Watching a random television show last night set in New York City, there was a scene of two folks driving their car down a city street not the sort you see as a tourist – a street of old warehouses and few people. The marvelous skyscape was mere backdrop, not the main character at all. Yet it was there.
And this country dweller was moved to love of people – the masses of people who make a city possible –
the architects and builders, the menial and grand laborers who actually give birth to a building so tall it bids me look at the sky to take it in.
the people who thought of, designed and built cars . . . and telephones that evolved into cell phones and the many technologies people around the world use today . . .
hospitals where people work and serve every day to make other people better when they leave than when they came in . . .
clothing that warms and protects and creates beauty as surely as a painter before a canvas . . .
And they did it all, for better as well as worse, cooperatively, working with others side by side.
I can and have done none of these things. But I have profited from them all.
The same species that kills and destroys also builds and creates, dreams and imagines, and in the doing, changes a world.

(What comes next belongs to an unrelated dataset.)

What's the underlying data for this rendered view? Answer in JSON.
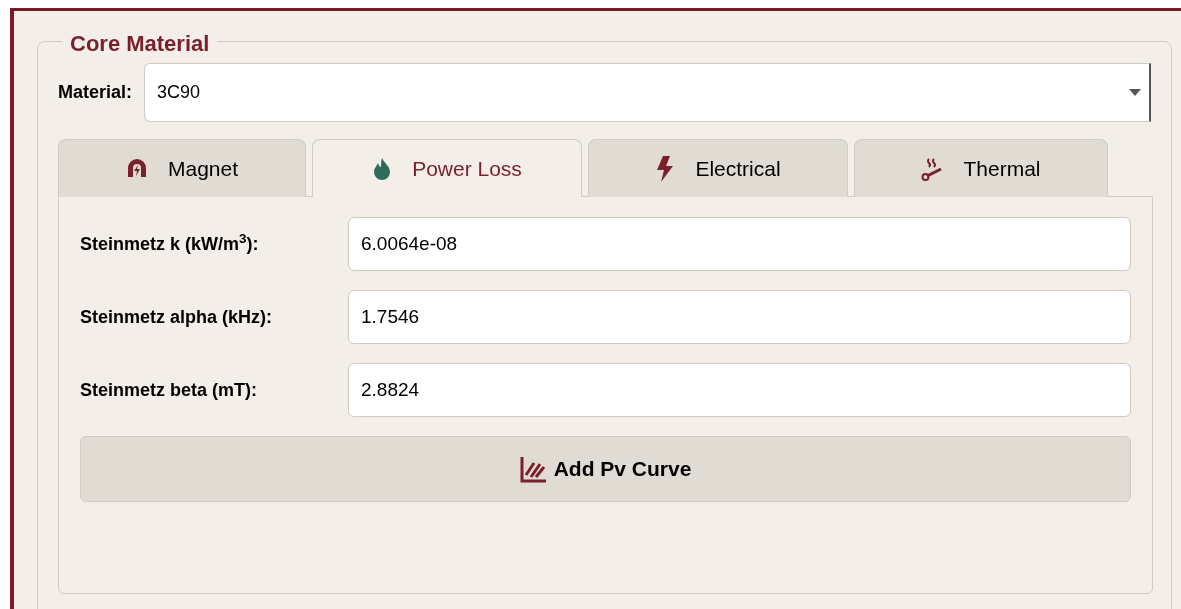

I find that spectacular.
There is much to love in a city, even for a country gal.